Task details:
List every line below containing "JSON".

>>>

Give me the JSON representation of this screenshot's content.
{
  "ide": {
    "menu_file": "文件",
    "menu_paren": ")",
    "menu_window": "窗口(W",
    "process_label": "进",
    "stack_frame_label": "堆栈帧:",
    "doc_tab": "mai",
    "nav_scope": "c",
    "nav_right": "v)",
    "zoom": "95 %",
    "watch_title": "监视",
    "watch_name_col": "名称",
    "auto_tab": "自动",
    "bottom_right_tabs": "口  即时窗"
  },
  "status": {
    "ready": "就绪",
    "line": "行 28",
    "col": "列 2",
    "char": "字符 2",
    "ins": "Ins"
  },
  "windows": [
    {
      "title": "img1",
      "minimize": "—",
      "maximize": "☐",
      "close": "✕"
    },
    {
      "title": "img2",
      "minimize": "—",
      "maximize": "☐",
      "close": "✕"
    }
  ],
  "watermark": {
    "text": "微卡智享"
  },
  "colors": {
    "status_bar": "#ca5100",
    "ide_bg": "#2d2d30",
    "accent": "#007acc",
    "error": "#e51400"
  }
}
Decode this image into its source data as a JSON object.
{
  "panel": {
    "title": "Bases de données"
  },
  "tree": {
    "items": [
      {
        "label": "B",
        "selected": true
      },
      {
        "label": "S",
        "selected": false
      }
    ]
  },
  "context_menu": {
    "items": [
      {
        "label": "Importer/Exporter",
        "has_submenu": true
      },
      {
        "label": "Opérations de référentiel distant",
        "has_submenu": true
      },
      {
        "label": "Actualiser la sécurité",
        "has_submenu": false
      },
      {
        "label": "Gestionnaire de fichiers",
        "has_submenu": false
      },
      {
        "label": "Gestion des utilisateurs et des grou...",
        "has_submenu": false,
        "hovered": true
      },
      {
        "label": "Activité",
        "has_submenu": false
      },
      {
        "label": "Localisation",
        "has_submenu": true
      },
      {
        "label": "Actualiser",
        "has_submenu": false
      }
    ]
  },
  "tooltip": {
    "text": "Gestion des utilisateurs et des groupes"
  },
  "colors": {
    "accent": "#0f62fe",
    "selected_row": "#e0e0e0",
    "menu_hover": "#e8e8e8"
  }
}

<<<

Your response:
Give me the JSON representation of this screenshot's content.
Decode this image into its source data as a JSON object.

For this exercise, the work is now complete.